The storming of Congress is just the beginning: the US press spoke about the possible collapse of the state
What happened on January 6, 2021 on Capitol Hill may be a harbinger of darker events, because similar situations have already been observed in the history of mankind, writes the American edition of The National Interest.
In ancient Rome, at the time of the declining republic, there were several warring factions. Then they killed each other in the streets and there was a bloody civil war. Mark Tullius Cicero described in detail what was happening, and knowledge of those horrors has survived to this day.
Then something similar happened in Germany in the twentieth century during the Weimar Republic, when the Germans suffered defeat and humiliation after the First World War. It all ended with Hitler's rise to power and the "night of long knives." Then political violence gave rise to cruelty unimaginable in its monstrosity.
The entire second half of 2020 is clear evidence that the collapse of existing norms has occurred in the United States. For decades, people communicated normally with each other, despite political differences. But this came to an end.
The assault on the US Congress building was the logical conclusion of an intermediate stage of political degradation. We can say that we have passed the point of no return, a kind of Rubicon, and have witnessed the possible beginning of the process of the collapse of the American state.
The US now has two choices: either what happened on Capitol Hill will be the last dramatic episode and manifestation of hatred, or the country will repeat the path of the Weimar Republic and violence will become the norm.

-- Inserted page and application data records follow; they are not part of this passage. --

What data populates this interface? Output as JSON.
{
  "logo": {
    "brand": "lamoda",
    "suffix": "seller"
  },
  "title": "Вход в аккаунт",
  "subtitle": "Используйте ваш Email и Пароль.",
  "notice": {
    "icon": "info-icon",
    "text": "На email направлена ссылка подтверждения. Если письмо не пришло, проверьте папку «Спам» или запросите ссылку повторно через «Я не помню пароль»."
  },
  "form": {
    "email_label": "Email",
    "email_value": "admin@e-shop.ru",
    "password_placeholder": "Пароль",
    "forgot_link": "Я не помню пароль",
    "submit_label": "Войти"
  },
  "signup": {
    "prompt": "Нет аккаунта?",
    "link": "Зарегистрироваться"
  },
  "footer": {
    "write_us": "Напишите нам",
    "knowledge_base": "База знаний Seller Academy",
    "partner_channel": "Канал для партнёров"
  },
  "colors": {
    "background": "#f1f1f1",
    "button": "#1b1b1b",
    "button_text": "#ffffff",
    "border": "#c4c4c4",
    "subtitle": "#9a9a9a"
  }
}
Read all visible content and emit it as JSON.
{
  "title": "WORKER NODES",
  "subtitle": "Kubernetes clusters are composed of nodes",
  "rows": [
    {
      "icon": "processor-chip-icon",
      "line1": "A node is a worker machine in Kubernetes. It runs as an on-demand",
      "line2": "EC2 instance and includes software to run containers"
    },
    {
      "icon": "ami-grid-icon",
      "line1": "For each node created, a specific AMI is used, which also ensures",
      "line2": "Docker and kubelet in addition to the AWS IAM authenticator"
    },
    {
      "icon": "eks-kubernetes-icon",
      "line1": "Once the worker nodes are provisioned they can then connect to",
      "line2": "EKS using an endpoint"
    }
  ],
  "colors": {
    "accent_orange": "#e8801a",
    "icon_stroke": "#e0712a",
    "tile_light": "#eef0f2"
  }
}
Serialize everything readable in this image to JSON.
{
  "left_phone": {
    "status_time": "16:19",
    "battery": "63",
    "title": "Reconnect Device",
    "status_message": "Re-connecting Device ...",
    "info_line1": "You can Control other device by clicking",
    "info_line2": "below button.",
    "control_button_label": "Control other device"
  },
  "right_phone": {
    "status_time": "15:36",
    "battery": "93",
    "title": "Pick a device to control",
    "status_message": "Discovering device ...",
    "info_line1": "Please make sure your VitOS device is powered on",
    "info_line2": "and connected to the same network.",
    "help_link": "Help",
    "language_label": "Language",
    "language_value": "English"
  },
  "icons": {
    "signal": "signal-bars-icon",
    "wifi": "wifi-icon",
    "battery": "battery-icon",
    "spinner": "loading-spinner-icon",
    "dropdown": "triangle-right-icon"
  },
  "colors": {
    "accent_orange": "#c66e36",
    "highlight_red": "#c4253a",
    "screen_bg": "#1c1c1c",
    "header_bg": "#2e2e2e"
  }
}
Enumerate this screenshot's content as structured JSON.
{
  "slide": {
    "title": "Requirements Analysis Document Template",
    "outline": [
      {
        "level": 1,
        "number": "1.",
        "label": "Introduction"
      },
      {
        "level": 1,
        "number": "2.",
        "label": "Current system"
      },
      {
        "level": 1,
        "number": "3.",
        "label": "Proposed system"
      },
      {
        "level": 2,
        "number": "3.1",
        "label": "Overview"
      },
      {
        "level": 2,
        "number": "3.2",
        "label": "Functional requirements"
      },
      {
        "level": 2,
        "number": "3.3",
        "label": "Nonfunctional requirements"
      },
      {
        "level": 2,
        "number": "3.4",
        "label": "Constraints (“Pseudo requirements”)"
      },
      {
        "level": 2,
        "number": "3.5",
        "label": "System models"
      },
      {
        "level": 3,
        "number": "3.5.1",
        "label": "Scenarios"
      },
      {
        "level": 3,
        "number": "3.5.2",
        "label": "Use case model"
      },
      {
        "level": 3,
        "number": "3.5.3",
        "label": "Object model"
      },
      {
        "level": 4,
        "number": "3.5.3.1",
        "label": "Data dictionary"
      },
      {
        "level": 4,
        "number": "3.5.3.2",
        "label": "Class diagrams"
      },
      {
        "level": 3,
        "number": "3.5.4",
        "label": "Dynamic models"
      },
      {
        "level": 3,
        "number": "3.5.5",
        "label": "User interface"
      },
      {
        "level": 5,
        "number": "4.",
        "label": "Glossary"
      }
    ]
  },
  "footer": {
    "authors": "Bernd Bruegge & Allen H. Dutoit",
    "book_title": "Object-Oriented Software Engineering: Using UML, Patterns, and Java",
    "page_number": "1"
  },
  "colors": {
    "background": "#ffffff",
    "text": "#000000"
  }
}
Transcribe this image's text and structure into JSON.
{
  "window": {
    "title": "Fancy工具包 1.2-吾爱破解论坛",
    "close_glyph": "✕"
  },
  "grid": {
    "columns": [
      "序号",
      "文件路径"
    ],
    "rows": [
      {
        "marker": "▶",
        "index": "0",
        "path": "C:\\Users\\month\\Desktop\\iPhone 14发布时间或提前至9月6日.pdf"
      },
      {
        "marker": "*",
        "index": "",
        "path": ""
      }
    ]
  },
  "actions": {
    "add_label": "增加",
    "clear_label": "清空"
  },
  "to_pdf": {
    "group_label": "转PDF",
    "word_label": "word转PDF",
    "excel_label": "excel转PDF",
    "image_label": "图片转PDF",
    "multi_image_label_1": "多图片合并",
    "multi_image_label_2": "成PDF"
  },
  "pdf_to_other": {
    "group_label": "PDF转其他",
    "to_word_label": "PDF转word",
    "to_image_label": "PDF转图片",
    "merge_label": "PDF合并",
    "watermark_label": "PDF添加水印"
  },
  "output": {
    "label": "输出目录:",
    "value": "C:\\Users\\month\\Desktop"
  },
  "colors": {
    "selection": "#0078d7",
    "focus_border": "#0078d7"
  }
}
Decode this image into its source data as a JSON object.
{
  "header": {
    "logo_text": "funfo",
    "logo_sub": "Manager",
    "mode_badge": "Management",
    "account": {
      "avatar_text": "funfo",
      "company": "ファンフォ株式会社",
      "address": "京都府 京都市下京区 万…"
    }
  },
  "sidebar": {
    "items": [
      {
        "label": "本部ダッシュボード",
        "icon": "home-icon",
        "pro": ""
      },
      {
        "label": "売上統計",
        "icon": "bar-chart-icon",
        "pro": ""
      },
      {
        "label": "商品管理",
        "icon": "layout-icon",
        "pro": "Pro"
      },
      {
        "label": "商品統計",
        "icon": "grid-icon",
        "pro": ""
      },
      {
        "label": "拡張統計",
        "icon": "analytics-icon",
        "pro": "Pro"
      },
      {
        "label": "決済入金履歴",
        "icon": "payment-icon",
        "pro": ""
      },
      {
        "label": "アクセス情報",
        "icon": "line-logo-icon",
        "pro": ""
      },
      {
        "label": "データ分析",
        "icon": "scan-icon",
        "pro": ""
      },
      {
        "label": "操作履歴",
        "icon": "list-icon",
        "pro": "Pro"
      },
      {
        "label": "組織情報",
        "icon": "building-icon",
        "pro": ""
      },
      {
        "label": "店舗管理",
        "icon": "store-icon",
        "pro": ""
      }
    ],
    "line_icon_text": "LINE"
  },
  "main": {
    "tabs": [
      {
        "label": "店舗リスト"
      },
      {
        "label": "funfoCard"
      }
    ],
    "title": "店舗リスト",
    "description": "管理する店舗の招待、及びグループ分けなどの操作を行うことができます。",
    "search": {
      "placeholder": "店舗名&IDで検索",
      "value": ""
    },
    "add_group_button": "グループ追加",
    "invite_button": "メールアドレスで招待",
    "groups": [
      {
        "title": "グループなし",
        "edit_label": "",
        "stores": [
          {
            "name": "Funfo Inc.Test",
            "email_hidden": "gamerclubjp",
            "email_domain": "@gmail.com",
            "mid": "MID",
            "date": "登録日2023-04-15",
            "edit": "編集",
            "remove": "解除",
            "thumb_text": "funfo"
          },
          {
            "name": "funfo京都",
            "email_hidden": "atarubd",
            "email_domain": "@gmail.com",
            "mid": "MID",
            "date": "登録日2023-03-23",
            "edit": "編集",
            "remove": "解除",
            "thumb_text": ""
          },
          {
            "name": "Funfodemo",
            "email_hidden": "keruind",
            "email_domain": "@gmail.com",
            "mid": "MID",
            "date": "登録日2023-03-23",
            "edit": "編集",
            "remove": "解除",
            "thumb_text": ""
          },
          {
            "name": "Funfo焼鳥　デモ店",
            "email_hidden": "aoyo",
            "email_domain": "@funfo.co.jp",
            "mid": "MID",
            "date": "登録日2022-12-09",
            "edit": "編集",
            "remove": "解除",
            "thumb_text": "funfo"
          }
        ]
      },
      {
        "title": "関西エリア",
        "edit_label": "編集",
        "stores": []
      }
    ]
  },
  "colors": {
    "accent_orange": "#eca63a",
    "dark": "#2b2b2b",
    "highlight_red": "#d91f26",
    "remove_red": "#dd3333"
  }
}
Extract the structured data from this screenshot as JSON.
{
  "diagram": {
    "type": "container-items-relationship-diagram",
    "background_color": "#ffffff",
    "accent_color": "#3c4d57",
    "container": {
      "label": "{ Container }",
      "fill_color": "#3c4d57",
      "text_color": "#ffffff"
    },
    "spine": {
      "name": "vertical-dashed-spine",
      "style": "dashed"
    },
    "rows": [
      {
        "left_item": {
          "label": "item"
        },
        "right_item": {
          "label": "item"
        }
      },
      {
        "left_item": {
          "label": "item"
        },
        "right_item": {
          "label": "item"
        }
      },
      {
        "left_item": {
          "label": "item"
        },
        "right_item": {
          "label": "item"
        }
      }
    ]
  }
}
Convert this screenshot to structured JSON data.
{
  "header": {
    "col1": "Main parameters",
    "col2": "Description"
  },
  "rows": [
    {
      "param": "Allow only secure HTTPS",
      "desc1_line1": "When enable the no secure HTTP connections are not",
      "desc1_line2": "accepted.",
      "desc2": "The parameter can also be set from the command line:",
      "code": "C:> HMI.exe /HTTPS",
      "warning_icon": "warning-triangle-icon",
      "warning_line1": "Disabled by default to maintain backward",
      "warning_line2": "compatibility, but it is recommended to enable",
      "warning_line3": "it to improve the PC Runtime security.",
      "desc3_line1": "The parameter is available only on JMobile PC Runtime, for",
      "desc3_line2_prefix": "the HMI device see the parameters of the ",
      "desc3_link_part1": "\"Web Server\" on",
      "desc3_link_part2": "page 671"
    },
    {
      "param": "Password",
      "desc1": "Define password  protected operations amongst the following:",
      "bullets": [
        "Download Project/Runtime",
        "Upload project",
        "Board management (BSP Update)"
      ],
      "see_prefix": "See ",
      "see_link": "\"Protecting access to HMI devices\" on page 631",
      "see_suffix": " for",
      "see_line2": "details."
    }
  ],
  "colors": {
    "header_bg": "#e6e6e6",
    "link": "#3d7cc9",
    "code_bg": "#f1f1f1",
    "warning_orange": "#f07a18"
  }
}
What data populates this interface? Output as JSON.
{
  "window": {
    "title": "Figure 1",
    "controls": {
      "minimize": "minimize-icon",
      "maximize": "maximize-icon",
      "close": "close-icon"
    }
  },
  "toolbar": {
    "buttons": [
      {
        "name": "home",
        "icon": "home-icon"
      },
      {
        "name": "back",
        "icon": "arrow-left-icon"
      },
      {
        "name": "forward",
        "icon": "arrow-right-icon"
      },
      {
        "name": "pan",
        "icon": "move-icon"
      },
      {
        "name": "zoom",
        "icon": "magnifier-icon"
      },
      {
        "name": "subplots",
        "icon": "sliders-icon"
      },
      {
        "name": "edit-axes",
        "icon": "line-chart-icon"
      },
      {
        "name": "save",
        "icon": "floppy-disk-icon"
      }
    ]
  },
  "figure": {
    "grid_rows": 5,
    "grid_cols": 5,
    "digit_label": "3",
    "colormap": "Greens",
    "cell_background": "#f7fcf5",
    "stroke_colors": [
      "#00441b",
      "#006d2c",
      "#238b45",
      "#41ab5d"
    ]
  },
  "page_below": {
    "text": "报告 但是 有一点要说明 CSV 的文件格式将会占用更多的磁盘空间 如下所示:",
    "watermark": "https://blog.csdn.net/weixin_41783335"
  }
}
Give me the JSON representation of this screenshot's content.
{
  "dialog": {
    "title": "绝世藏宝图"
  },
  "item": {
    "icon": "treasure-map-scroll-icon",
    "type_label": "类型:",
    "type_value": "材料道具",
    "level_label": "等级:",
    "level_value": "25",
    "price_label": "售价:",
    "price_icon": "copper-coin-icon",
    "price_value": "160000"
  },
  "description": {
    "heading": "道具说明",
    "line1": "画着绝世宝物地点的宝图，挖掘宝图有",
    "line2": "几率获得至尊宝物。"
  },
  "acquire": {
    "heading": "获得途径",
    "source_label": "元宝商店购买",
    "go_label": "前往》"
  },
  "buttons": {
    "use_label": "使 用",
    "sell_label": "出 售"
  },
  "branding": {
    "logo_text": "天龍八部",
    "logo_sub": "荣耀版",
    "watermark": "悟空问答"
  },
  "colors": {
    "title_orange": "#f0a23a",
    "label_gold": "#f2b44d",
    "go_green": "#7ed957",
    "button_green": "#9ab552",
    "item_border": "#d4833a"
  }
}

Four people were killed, one of them a woman who was shot at point-blank range by a policeman. One of the police officers was also seriously injured and died in hospital. Democrats were quick to accuse Republican President Donald Trump of "inciting," but he condemned the riots and pledged to hand over power on January 20, 2021, when Joe Biden is to be inaugurated.